A pair of Australian scientists claims to have come up with a circular solution to the world’s plastic waste problem: by developing a technology that effectively melts polymers down into reusable oil. For the past 12 years, Len Humphreys and Sydney University professor Thomas Maschmeyer have been working on the creation of the Catalytic Hydrothermal Reactor (Cat-HTR), which uses a chemical process to recycle plastic by turning it back into the oil from which it originally came. It’s thought that such technology could be used to make all plastics recyclable.
“Basically, it's a technology which breaks down plastics through heat,” Maschmeyer told VICE over the phone. “And we do that in a way that is more controlled than other technologies.”
The most well-known of these other technologies is currently something called pyrolysis, which essentially dissolves materials by exposing them to extreme temperatures. But Maschmeyer pointed out that this process has limitations. There are many types of plastic that can’t be recycled with pyrolysis, for one, and those that are, often don’t get completely broken down. Then there’s mechanical recycling, which relies on extremely well sorted, high purity streams of plastic and can only recycle a small fraction of the plastics around the world.
According to Maschmeyer and Humphreys, Cat-HTR is different.
“Unlike other techniques such as pyrolysis, the Cat-HTR can recycle a mix of plastics including PET, polypropylene, polystyrene, soft plastics, and multilayer flexible plastic packaging,” Humphreys explained over email. “This increases the total quantity of plastic that can be recycled and, therefore, the process economics. The Cat-HTR also produces a high yield of oil from plastic (around 85 percent oil... that can be recycled back through the process).”
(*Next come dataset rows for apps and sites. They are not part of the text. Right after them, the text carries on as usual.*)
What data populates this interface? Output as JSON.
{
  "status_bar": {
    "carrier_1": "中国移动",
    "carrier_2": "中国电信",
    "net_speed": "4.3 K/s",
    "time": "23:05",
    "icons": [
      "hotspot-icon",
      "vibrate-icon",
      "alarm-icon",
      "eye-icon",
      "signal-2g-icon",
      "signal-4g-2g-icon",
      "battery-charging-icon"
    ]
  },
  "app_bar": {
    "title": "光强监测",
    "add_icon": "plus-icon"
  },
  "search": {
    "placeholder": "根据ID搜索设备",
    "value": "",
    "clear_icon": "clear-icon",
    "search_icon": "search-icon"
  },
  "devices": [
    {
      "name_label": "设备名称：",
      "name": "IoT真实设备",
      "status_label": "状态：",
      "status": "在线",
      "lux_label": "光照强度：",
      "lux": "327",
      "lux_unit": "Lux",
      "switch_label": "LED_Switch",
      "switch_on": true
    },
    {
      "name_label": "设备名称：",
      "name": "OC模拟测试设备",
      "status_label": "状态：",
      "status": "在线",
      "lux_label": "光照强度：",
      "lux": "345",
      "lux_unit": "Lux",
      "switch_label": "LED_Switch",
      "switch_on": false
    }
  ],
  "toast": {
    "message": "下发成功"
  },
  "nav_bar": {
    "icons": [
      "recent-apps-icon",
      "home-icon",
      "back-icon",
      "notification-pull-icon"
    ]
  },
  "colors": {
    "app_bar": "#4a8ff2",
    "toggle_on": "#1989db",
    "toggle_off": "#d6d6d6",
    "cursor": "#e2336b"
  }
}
The Cat-HTR’s “hydrothermal” mechanism more or less works by exposing the plastics to supercritical water (that is, water at extremely high temperature and pressure) and breaking them down through thermal decomposition: turning otherwise unrecyclable materials into oil. That oil can then be turned back into plastic or used to produce solvents, lubricants, fuels—even roads. More significantly, though, Humphreys suggests that such technology could “fill the gap by recycling plastic that can’t be recycled mechanically.”
Regardless of whether or not you put it in the right bin, the inconvenient truth is that the majority of post-consumer plastic doesn’t get recycled. Instead, they end up in landfills. Humphreys hopes that the combination of physical recycling with chemical processes such as those performed by the Cat-HTR “will allow us to become plastic neutral.”
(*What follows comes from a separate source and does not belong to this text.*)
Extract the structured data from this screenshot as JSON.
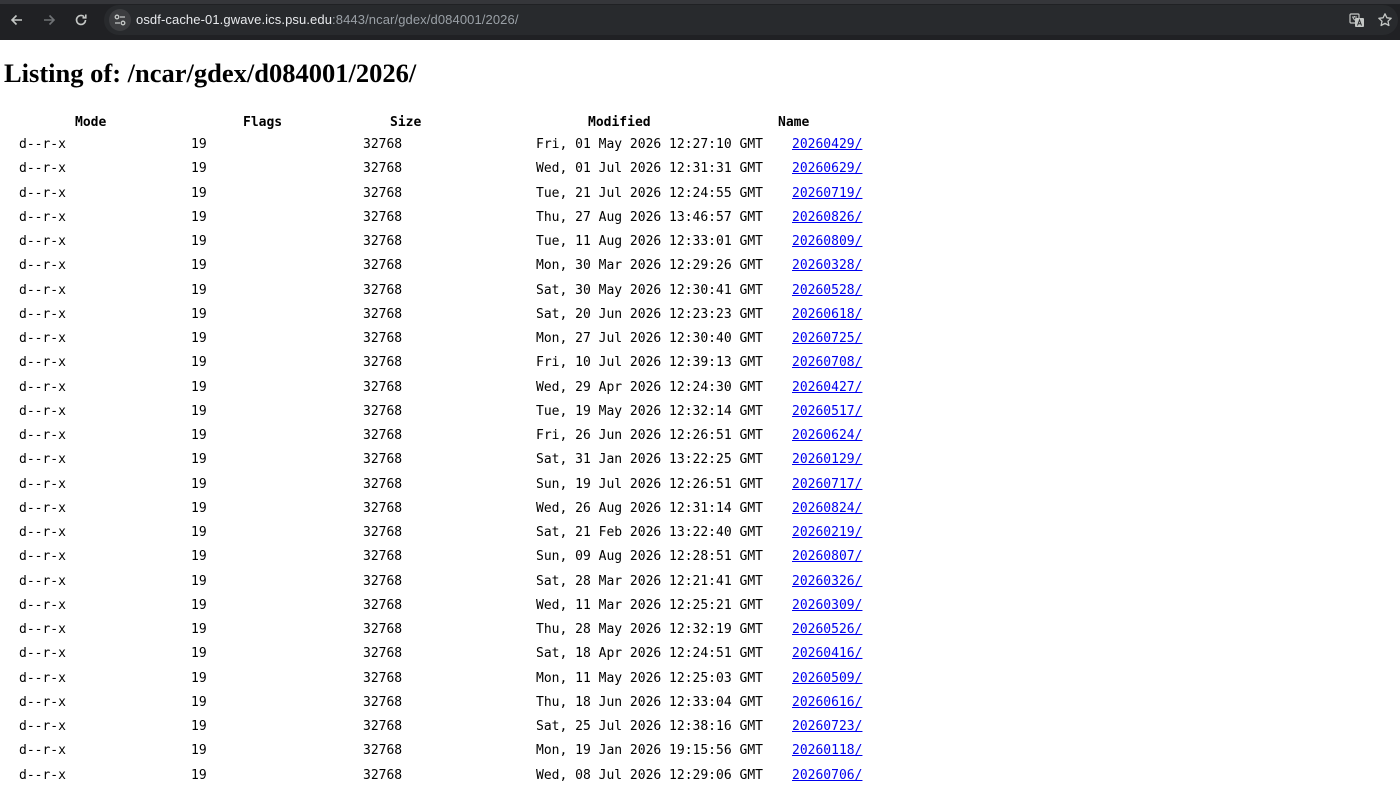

There are currently plans to build two plants that use Cat-HTR technology: the first in the UK, which is set to undergo construction in 2020, and the second on the central coast of New South Wales, Australia, where a pilot plant is already in operation. Further to those, Maschmeyer revealed that he and Humphreys are in negotiations to grant licenses to a number of companies around the globe.
Demand for efficient and effective plastic recycling technology is high, he explains, since China stopped importing and burning much of the world’s plastic in 2018. “They’ve now stopped that practice, so this material stream is available and it allows us to really kickstart that circular economy and have this plastic, those molecules, going round and round and being reused over and over again,” he said.
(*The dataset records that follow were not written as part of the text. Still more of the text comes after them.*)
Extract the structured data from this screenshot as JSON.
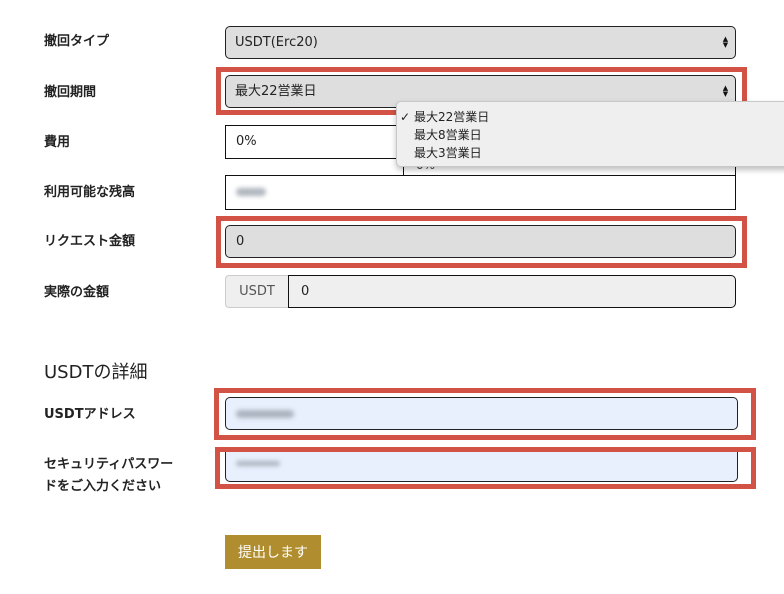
{
  "form": {
    "withdrawal_type": {
      "label": "撤回タイプ",
      "value": "USDT(Erc20)"
    },
    "withdrawal_period": {
      "label": "撤回期間",
      "value": "最大22営業日",
      "options": [
        "最大22営業日",
        "最大8営業日",
        "最大3営業日"
      ],
      "selected_index": 0,
      "check_glyph": "✓"
    },
    "fee": {
      "label": "費用",
      "value": "0%",
      "hidden_value": "0%"
    },
    "available_balance": {
      "label": "利用可能な残高",
      "value": "(blurred)"
    },
    "request_amount": {
      "label": "リクエスト金額",
      "value": "0"
    },
    "actual_amount": {
      "label": "実際の金額",
      "currency": "USDT",
      "value": "0"
    }
  },
  "usdt_details": {
    "title": "USDTの詳細",
    "address": {
      "label": "USDTアドレス",
      "value": "(blurred)"
    },
    "security_password": {
      "label_line1": "セキュリティパスワー",
      "label_line2": "ドをご入力ください",
      "value": "(blurred)"
    }
  },
  "submit_label": "提出します",
  "colors": {
    "highlight": "#d35246",
    "submit": "#b08d2e",
    "autofill": "#e8f0fe"
  }
}
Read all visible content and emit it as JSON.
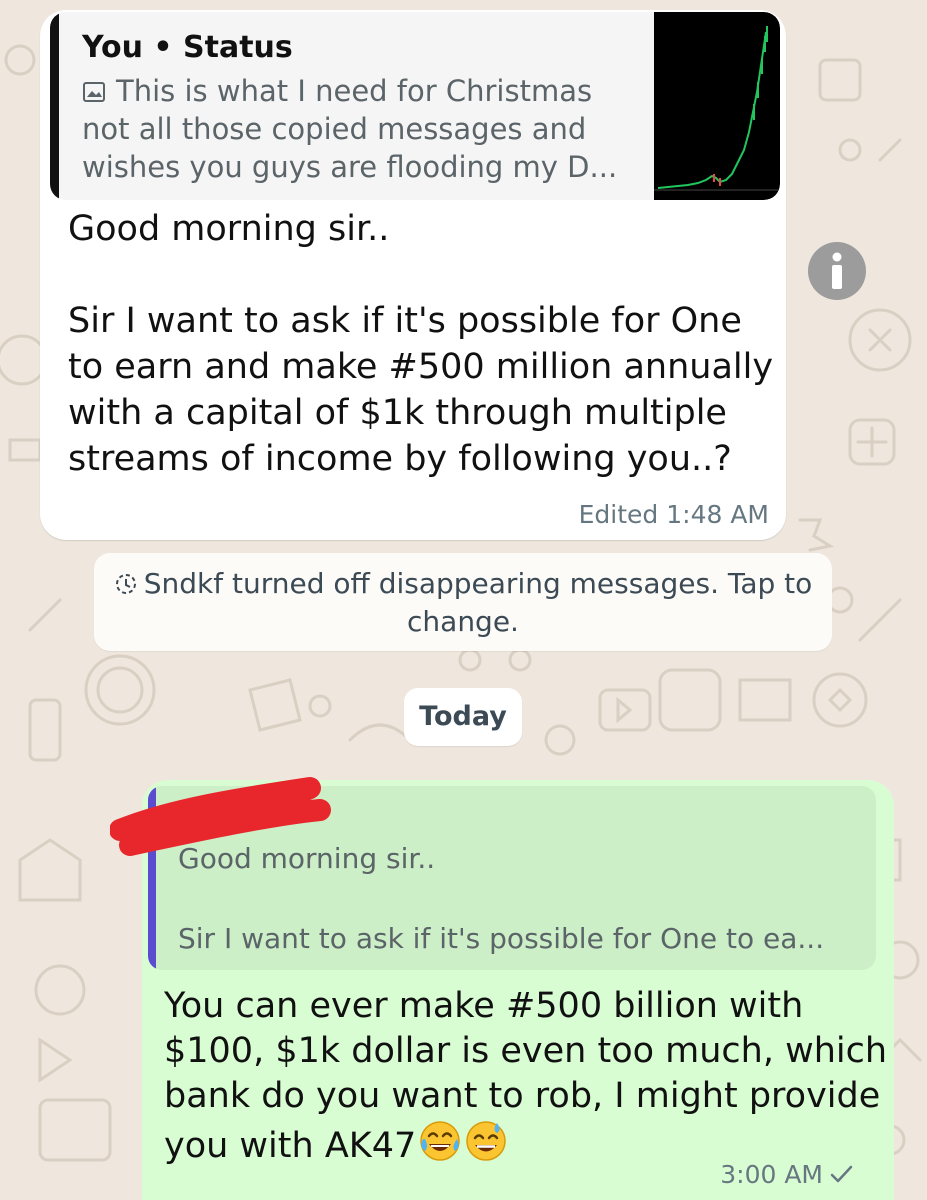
{
  "status_reply": {
    "title": "You • Status",
    "caption_line1": "This is what I need for Christmas",
    "caption_line2": "not all those copied messages and",
    "caption_line3": "wishes you guys are flooding my D..."
  },
  "incoming_message": {
    "line1": "Good morning sir..",
    "line2": "Sir I want to ask if it's possible for One",
    "line3": "to earn and make #500 million annually",
    "line4": "with a capital of $1k through multiple",
    "line5": "streams of income by  following you..?",
    "meta": "Edited  1:48 AM"
  },
  "system_message": {
    "line1": "Sndkf turned off disappearing messages. Tap to",
    "line2": "change."
  },
  "date_chip": "Today",
  "outgoing_message": {
    "quote_line1": "Good morning sir..",
    "quote_line2": "Sir I want to ask if it's possible for One to ea...",
    "line1": "You can ever make #500 billion with",
    "line2": "$100, $1k dollar is even too much, which",
    "line3": "bank do you want to rob, I might provide",
    "line4": "you with AK47",
    "time": "3:00 AM"
  },
  "colors": {
    "chat_background": "#efe7dd",
    "incoming_bubble": "#ffffff",
    "outgoing_bubble": "#d9fdd3",
    "quote_bar_reply": "#5b4ccf",
    "redaction": "#e8272d"
  },
  "icons": [
    "image-icon",
    "info-icon",
    "timer-icon",
    "check-icon",
    "tears-of-joy-emoji",
    "sweat-smile-emoji"
  ]
}
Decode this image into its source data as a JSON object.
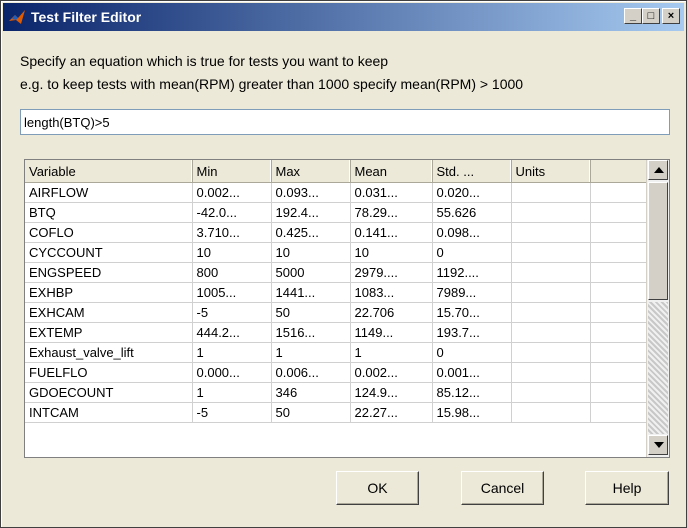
{
  "window": {
    "title": "Test Filter Editor"
  },
  "instructions": {
    "line1": "Specify an equation which is true for tests you want to keep",
    "line2": "e.g. to keep tests with mean(RPM) greater than 1000 specify mean(RPM) > 1000"
  },
  "equation": {
    "value": "length(BTQ)>5"
  },
  "table": {
    "columns": [
      "Variable",
      "Min",
      "Max",
      "Mean",
      "Std. ...",
      "Units",
      ""
    ],
    "rows": [
      [
        "AIRFLOW",
        "0.002...",
        "0.093...",
        "0.031...",
        "0.020...",
        "",
        ""
      ],
      [
        "BTQ",
        "-42.0...",
        "192.4...",
        "78.29...",
        "55.626",
        "",
        ""
      ],
      [
        "COFLO",
        "3.710...",
        "0.425...",
        "0.141...",
        "0.098...",
        "",
        ""
      ],
      [
        "CYCCOUNT",
        "10",
        "10",
        "10",
        "0",
        "",
        ""
      ],
      [
        "ENGSPEED",
        "800",
        "5000",
        "2979....",
        "1192....",
        "",
        ""
      ],
      [
        "EXHBP",
        "1005...",
        "1441...",
        "1083...",
        "7989...",
        "",
        ""
      ],
      [
        "EXHCAM",
        "-5",
        "50",
        "22.706",
        "15.70...",
        "",
        ""
      ],
      [
        "EXTEMP",
        "444.2...",
        "1516...",
        "1149...",
        "193.7...",
        "",
        ""
      ],
      [
        "Exhaust_valve_lift",
        "1",
        "1",
        "1",
        "0",
        "",
        ""
      ],
      [
        "FUELFLO",
        "0.000...",
        "0.006...",
        "0.002...",
        "0.001...",
        "",
        ""
      ],
      [
        "GDOECOUNT",
        "1",
        "346",
        "124.9...",
        "85.12...",
        "",
        ""
      ],
      [
        "INTCAM",
        "-5",
        "50",
        "22.27...",
        "15.98...",
        "",
        ""
      ]
    ]
  },
  "buttons": {
    "ok": "OK",
    "cancel": "Cancel",
    "help": "Help"
  },
  "window_controls": {
    "minimize": "_",
    "maximize": "□",
    "close": "×"
  },
  "icons": {
    "app": "matlab-icon",
    "scroll_up": "arrow-up-icon",
    "scroll_down": "arrow-down-icon"
  },
  "colors": {
    "title_start": "#0a246a",
    "title_end": "#a6caf0",
    "face": "#ece9d8"
  }
}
The implications of this “circular economy” are huge—not just in the way we approach recycling processes in the future, but also the way we think about plastics in general.
“We believe [this technology will lead to] a paradigm shift for the world,” Machmeyer declared. “This will change the discussion from plastic as a problem to plastic as a valuable resource. It'll change the way people approach collecting it, and it will lead to a dramatic reduction in environmental pollution.”
"The result is that we can use plastic," he continued, "and plastic is fantastic—it's cheap, it's durable, it's safe, it's hygienic, it helps food not going off, it helps in hospitals. Plastic has huge applications everywhere. But once we have used it, what do we do with it at the end of its life? That was a big problem: disposing of it. Our technology allows us to basically have our cake and eat it too. So we can use it, and then we can reuse it.
“That technology was missing. Now it’s available.”